That is: Biluochun (碧螺春//bi4luo2chun1), which is yet another of China’s most famous teas. It’s so named because it’s a green tea, rolled into a spiral resembling snail meat, and harvested in early spring. This tea has a very light, sweet flavor with a delicate floral aftertaste. Many experts rank this tea just as highly as Hangzhou’s Longjing.¹
Suzhou is also renowned for fine silks and embroidery. The Suzhou-style (苏绣//Su1xiu4) has a history of over 2000 years and is noted for its pastel coloration and masterful depiction of environment scenes like flowers, birds, animals, and gardens.² The tiles were taken at a small gallery showcasing the silk embroidery.
The classical gardens of Suzhou are a UNESCO World Heritage site and well-loved tourist destinations at any given time. These gardens, built during the Northern Song Dynasty until the late Qing Dynasty (11th-19th century), have nearly a thousand years’ history. Mostly built by wealthy scholars, they mimic in microcosm natural scenes of mountains, hills, rivers, and forests.

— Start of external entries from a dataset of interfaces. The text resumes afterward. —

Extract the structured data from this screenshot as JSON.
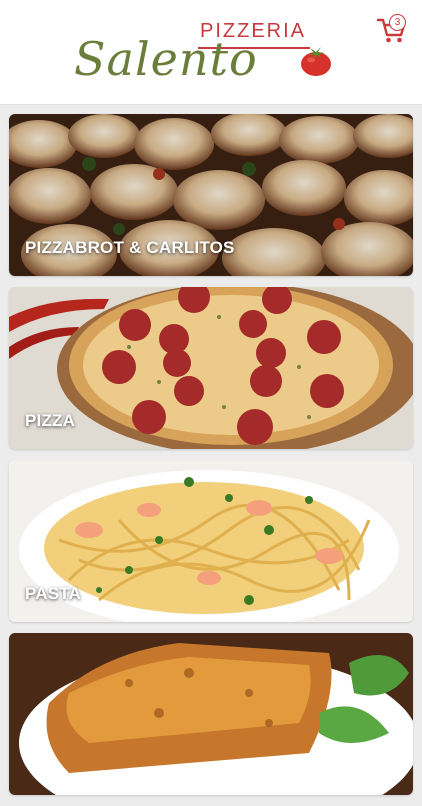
{
  "header": {
    "logo_top": "PIZZERIA",
    "logo_script": "Salento",
    "cart_count": "3"
  },
  "categories": [
    {
      "label": "PIZZABROT & CARLITOS",
      "icon": "pizzabrot-photo"
    },
    {
      "label": "PIZZA",
      "icon": "pizza-photo"
    },
    {
      "label": "PASTA",
      "icon": "pasta-photo"
    },
    {
      "label": "",
      "icon": "lasagne-photo"
    }
  ],
  "colors": {
    "brand_red": "#c9383a",
    "brand_green": "#6b7d3a",
    "background": "#ececec"
  }
}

Arguably the best and most prominent of the city’s classical gardens is the Humble Administrator’s Garden, which seamlessly melds natural scenes (eg. plots of flowers or trees) with human architecture (pagodas and stained glass windows). Once you’ve been here, all other gardens pale in comparison, really.
You won’t enjoy the handcrafted beauty in solitude, though — you’ll enjoy it in noisy peace and collective excitement. You’ll have to be patient if you want to take a photo of the scenery without other tourists in the shot (if that’s your MO). In comparison, you might not have to wait as long to be pointed out as a laowai (if that’s your MO). The photos below I took while venturing off the main path to the behind-the-scenes bonsai potting area.